The one thing that does matter above just about everything else – grit.
Why Grit Makes a Difference
Research shows that one personal quality shared by the most prominent leaders in every field is grit. It’s the ability to work through challenges, sustain effort and maintain interest over many years despite adversity, setbacks and failure. Grit is the determination that is almost a required credential for above-average achievement.
Most people aren’t prodigies. To become successful most people have to work diligently over a long period of time. Determined individuals approach achievement as if it’s a marathon. Not only do they doggedly pursue a particular target in the long-term, but the continuously knock over progressive dominoes along the way. And, they stay the course no matter what.
And, the theory that grit actually overrides other seemingly essential attributes is not new. It goes back more than 120 years. In the 1890s, Sir Francis Galton studied success and concluded “ability alone did not bring about success in any field.” He found rather that success stemmed from “ability combined with zeal and with capacity for hard labour.”
Today, University of Pennsylvania professor, Angela L. Duckworth is following up on Galton’s work.

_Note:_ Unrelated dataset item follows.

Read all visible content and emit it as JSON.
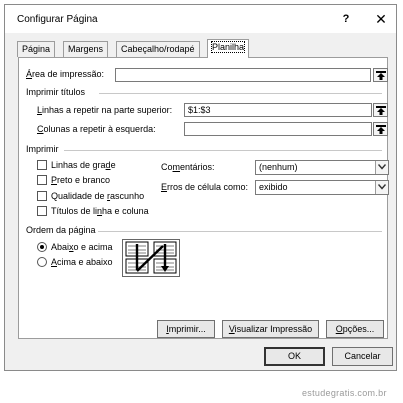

She made grit the centerpiece of her research into high achievement. “Our hypothesis that grit is essential to high achievement evolved during interviews with professionals in investment banking, painting, journalism, academia, medicine and law,” said Duckworth. “When asked what quality distinguishes star performers in their respective fields, these individuals cited grit.”
She went on to note that many respondents were awed by the achievements of peers who did not at first appear to be as gifted as others, but their commitment to their ambitions was exceptional. The same group noted how numerous “gifted” peers never made it.
Grit matters because extraordinary success takes time. In Duckworth’s research grit or “follow-through” was a better predictor for college leadership over SAT scores, high school rank and all other variables. It was also the single most powerful predictor of success in science, art, sports, communications and organization.
Grit mattered 120 years ago, and it matters now.
Three Ways to ‘Grit’ Over Holiday Stress
Despite the fact that the holidays are a time for rejoicing, it can also be very stressful with a lot of things piling up at once. If ever there’s a time when grit is needed, it’s during the month of December. Sustaining and applying your talents throughout the holiday season will prove to keep you on track professionally and personally.
Getting Stressed Out – Grit Over It
During the holidays you’ll be pulled in a lot of directions: looming deadlines pile up and your plate gets overly full fast. Stress factors that are manageable on a regular day can compact and push some people to the breaking point in December.
Instead of letting it get the best of you, take time for yourself to reset and regain your focus. Even if you’re schedule is already full, putting aside time for stress release is important in making the rest of your day more productive. People with grit understand that setbacks like stress aren’t the end all be all. They’re just a bump in the road. Whether it’s meditation or going to the golf range, figure out what your de-stressor is and use that as a tool.
Getting Emotional – Grit Over It
Emotions can run high during the holidays and even cloud judgment and derail focus. Instead of using that extra holiday energy to feed your emotions, set up charitable work for your company. Use what you’re feeling whether positive or negative and harness it into a project that can help your business, family and others during the holidays.
Getting Distracted – Grit Over It
Grit is all about focused application of talents. It’s the ability to channel all your energy to your ONE Thing. During the rest of the year this is much easier, but during the holidays there are a lot of distractions and more personal priorities that can override the professional ones.
Keep your focus on the long term when it comes to your career and work, and let the family priorities take front seat in the short term. Factor in time for your ONE Thing, but lighten your workload so there’s time for everything else. That way holiday events aren’t a distraction they are part of your schedule.
Got other ideas for ways to apply grit this holiday? Share them below or on Facebook or Twitter, #theONEthing.
Original Source: http://www.the1thing.com/small-business-advice/why-grit-counts-win-the-marathon-not-the-sprint